**Exercise objective**: In the records below, find each line with the word "battery" and copy it.

==*==

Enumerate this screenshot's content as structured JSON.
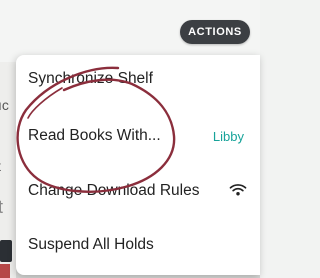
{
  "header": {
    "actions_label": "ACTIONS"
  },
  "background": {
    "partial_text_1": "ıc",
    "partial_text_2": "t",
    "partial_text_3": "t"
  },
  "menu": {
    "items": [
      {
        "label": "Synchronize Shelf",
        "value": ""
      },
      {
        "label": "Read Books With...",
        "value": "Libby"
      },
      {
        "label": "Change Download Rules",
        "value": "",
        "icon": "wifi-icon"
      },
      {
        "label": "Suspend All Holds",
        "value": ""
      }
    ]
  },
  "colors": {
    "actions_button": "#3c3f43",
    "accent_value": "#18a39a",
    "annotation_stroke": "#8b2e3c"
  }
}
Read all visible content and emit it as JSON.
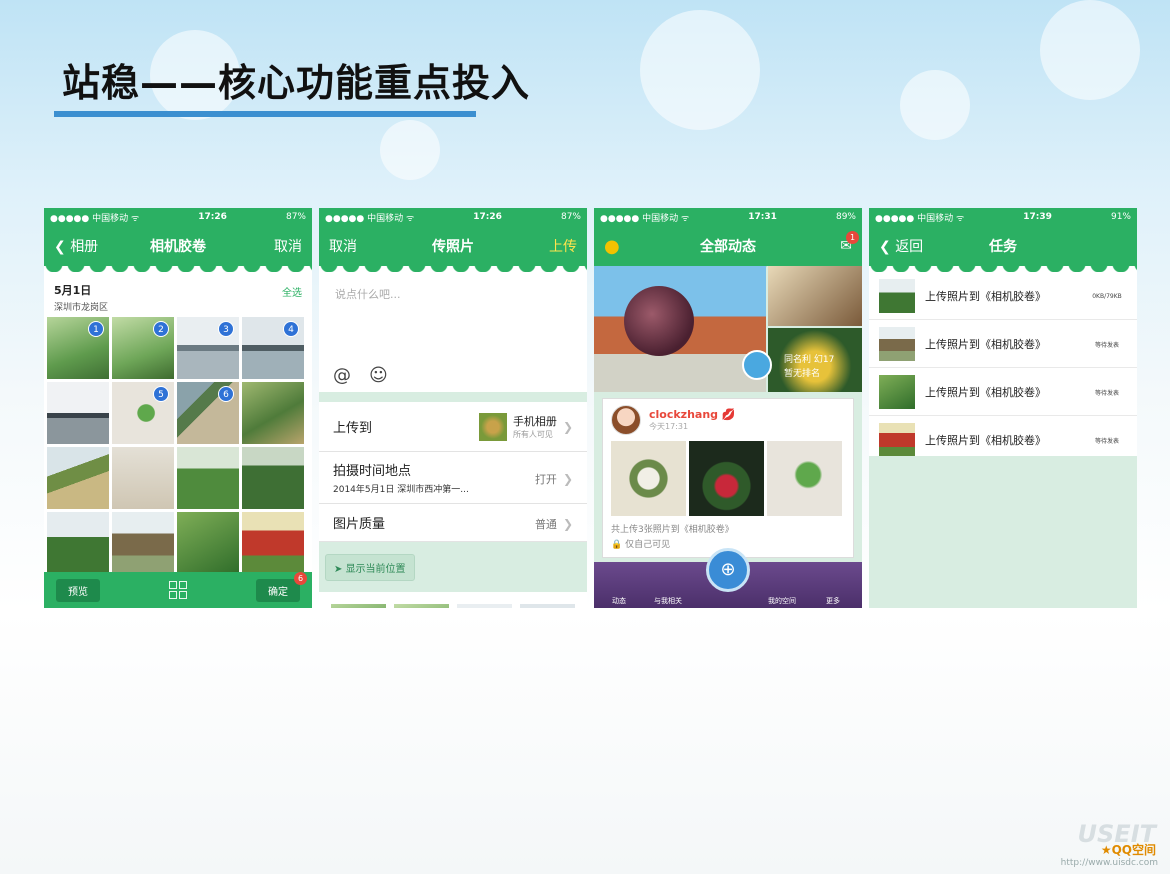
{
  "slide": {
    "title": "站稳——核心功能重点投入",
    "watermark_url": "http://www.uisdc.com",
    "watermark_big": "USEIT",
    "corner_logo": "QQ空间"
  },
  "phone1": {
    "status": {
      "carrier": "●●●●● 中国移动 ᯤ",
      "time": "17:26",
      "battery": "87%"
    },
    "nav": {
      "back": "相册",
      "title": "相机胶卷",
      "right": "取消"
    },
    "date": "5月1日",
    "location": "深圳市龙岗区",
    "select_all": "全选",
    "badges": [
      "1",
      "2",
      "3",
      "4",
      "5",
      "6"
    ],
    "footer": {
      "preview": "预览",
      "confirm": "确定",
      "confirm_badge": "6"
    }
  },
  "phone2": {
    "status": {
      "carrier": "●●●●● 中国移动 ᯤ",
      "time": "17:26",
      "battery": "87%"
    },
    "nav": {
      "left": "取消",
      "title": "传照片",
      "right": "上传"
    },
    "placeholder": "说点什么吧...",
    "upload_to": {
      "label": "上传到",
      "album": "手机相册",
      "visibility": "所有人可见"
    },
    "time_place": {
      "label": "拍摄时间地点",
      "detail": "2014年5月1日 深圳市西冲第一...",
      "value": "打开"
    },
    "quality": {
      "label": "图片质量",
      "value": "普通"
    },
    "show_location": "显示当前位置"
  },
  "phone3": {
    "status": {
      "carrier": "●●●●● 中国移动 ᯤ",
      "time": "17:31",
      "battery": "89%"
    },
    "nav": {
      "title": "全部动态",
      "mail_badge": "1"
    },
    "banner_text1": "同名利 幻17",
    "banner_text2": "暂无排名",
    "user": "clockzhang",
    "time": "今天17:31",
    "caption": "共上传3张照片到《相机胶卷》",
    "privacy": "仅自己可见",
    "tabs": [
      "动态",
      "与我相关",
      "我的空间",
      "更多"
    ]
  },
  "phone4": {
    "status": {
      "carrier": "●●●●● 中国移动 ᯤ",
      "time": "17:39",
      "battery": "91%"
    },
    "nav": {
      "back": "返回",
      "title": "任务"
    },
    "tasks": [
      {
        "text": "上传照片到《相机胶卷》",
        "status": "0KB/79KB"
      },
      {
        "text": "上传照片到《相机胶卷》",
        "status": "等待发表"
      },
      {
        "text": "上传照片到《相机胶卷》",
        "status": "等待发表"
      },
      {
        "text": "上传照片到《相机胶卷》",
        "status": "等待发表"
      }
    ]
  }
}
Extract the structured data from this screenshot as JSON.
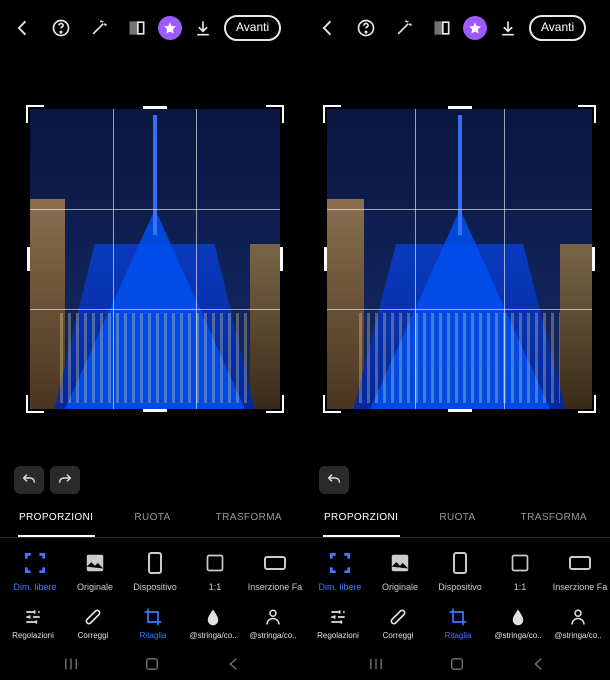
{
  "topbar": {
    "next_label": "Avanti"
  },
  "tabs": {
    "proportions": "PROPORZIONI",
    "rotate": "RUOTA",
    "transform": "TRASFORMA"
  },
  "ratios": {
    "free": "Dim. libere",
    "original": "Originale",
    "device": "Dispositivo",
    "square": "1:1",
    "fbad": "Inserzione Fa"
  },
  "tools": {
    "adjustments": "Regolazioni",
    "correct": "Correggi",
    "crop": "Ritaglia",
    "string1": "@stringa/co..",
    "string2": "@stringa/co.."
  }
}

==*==

**Response to this task**:
      "battery": "87%"
      "battery": "87%"
      "battery": "89%"
      "battery": "91%"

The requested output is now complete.